GJ mayor tries to avoid stereotypes
As a woman earning a doctorate in immunology, Teresa Coons was a minority in graduate school, and her professors didn’t let her forget it.
“Dirty jokes were just accepted,” Coons said.
She and other women in the program were so focused on achieving a career path their mothers couldn’t have dreamed of having that they let it slide most of the time, but some women in the program got disgusted and dropped out of school.
Sometimes the jokes weren’t meant to be funny.
“I had a professor that said he preferred not to have women in the lab because it affected the equipment when they were on their periods,” Coons said.
Coons finished the graduate program at the University of New Mexico and worked at a variety of jobs, including some at medical research labs.
She has also worked as a consultant for the biotechnology industry, managed a project at the University of New Mexico examining the long-term health effects of uranium mining, and spent nine years at the Saccomanno Research Institute before accepting the executive director position at the John McConnell Math and Science Center of Western Colorado nearly two years ago.
Sexism hasn’t been as overt in her working life as it was when she was in school, but Coons tried hard to avoid stereotypes by keeping pictures of her family off her desk and never letting co-workers see her cry.
“I worked more hours or took on more projects than maybe I had to because I wanted to prove I was dedicated,” she said.
Coons grew up in Wheat Ridge and had a mother who was supportive of the women’s liberation movement, but when it came to her own daughter’s original post-high school plans to become a physician, her mother balked at the idea.
“She said I was smart enough to be a physician, but no man would want to marry me, and if I did find a husband, I couldn’t have kids,” Coons said.

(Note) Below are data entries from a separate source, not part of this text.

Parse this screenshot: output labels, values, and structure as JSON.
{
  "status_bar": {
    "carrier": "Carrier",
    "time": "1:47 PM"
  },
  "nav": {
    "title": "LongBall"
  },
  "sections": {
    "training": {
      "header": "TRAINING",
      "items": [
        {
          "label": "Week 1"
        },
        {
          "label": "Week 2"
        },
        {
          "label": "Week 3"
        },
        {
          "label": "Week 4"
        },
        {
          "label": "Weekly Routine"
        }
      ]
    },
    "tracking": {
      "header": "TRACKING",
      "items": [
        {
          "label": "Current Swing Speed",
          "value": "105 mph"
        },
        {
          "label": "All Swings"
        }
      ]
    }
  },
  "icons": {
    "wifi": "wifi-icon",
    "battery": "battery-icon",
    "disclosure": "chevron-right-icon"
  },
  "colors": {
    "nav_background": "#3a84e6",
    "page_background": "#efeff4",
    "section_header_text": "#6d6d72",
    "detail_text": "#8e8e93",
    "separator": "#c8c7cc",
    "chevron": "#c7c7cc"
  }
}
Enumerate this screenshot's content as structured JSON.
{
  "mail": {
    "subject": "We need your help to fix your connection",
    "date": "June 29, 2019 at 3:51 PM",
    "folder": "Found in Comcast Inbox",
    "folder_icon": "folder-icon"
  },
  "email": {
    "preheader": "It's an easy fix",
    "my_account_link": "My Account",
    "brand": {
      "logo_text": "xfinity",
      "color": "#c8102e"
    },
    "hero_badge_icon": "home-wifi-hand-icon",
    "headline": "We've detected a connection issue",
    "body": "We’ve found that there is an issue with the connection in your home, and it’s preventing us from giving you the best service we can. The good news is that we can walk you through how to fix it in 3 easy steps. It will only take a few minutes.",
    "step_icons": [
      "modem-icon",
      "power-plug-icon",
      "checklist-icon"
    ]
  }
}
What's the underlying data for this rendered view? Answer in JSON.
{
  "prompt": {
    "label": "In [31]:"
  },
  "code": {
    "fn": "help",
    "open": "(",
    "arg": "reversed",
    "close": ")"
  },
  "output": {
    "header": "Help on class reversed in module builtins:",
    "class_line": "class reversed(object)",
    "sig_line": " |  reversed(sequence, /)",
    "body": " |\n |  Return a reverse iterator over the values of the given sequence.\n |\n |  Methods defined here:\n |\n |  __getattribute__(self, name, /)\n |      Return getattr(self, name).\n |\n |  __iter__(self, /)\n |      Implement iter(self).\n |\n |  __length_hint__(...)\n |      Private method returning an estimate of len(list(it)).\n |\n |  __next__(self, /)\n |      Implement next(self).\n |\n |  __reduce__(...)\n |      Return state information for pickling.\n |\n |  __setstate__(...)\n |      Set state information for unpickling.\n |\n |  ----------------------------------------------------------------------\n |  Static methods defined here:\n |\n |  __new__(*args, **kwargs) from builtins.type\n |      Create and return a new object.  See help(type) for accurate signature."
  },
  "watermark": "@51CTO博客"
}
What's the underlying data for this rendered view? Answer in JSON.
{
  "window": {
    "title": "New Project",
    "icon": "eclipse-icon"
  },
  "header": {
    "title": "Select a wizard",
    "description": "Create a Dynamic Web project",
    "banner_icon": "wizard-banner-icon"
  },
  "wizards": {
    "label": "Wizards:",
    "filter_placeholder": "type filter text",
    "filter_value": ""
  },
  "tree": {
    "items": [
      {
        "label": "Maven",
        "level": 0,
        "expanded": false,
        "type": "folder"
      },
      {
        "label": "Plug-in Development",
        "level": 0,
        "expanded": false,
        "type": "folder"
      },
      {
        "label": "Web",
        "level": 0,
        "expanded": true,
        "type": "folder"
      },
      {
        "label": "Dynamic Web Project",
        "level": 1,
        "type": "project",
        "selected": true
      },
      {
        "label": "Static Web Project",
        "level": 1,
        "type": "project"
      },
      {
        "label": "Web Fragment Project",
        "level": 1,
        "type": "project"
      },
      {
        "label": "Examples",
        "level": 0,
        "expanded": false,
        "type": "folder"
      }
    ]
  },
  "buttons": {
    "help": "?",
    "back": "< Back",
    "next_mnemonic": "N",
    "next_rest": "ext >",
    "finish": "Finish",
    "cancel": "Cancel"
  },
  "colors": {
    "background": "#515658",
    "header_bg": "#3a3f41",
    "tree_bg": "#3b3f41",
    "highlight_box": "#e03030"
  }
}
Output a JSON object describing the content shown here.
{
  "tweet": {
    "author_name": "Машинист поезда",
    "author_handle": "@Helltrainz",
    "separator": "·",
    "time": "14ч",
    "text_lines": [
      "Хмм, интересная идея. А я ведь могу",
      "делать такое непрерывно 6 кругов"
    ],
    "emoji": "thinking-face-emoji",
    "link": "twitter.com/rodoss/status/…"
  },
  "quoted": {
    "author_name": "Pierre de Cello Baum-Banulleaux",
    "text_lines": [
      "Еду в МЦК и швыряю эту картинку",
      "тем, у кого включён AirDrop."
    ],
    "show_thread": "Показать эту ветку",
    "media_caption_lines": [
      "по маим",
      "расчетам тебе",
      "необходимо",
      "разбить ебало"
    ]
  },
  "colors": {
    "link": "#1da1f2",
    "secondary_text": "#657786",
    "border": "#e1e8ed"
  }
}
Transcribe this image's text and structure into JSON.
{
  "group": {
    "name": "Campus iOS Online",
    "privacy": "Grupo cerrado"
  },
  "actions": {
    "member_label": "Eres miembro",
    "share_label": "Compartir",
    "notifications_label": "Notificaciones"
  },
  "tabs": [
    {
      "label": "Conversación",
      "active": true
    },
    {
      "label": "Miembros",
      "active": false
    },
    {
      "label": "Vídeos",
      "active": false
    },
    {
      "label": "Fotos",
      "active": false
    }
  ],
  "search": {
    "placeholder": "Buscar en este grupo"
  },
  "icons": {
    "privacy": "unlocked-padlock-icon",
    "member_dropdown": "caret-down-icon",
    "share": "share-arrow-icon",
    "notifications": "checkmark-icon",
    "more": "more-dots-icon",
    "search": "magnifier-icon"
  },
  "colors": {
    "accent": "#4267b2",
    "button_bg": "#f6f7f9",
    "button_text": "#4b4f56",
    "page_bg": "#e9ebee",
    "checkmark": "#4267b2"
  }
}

Coons did find a husband, Frank, and the pair have two daughters: One is a nurse and the other is a substance-abuse counselor.
Last year, Coons became Grand Junction’s fifth female mayor.